## TO DO
Determine how many lines in the listing that follows include "kind". Answer only with that number.
╭──
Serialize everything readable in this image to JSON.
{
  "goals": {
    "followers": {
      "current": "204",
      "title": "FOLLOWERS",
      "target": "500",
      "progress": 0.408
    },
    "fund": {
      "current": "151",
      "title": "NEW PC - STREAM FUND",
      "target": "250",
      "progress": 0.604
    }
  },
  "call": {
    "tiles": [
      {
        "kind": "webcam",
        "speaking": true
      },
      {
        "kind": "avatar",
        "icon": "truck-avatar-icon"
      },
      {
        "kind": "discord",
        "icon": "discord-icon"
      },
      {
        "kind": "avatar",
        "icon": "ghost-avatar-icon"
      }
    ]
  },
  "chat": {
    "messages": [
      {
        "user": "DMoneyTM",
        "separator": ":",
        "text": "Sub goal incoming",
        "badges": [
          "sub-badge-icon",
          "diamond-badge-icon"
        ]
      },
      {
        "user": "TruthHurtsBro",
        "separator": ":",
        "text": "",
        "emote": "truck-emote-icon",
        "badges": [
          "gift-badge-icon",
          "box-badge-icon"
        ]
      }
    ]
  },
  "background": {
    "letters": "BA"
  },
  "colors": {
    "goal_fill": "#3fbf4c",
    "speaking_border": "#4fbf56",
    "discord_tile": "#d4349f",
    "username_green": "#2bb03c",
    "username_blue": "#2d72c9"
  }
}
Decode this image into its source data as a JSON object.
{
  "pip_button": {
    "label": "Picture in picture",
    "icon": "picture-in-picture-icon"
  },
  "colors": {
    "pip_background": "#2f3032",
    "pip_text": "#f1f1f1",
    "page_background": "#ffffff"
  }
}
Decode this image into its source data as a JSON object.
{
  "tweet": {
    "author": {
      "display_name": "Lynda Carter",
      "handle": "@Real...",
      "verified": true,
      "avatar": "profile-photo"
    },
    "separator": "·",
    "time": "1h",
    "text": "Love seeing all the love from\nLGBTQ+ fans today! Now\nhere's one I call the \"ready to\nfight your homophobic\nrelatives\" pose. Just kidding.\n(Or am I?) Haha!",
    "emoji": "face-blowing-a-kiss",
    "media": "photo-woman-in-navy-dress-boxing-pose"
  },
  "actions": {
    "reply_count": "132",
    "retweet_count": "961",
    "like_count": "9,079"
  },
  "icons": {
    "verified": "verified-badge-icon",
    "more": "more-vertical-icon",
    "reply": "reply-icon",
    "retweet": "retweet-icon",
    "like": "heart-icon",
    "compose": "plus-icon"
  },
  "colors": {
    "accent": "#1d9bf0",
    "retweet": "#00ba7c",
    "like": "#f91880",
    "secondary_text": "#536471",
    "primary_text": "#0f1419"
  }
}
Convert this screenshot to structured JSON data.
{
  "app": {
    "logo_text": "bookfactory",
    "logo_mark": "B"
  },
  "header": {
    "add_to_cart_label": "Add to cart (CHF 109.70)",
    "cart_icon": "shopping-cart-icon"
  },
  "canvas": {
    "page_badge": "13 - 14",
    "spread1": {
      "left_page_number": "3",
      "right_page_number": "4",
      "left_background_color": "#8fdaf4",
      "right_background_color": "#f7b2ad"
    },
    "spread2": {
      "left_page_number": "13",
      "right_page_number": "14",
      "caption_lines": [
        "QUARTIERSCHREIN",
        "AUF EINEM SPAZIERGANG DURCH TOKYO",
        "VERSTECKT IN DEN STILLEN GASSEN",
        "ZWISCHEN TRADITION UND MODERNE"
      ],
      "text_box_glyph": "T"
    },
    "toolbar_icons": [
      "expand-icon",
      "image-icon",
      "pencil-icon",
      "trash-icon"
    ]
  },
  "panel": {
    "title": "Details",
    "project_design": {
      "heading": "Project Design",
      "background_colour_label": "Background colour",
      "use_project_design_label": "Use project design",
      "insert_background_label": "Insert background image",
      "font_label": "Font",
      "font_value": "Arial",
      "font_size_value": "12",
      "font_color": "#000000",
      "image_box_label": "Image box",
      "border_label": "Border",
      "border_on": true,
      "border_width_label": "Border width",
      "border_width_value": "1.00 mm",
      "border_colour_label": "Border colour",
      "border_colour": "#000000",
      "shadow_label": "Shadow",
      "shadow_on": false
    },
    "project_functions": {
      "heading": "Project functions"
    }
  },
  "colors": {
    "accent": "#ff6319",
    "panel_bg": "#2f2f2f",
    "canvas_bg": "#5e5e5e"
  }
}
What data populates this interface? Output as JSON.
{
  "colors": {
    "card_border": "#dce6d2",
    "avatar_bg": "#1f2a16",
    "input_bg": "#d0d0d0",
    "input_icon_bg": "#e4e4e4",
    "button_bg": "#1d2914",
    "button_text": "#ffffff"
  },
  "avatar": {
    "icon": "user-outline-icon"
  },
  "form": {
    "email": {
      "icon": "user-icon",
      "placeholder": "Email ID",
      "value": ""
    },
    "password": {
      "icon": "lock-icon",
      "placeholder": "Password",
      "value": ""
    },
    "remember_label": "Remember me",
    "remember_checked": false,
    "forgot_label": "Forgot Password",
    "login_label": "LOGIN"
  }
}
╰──
## RESULT OF THIS EXERCISE
4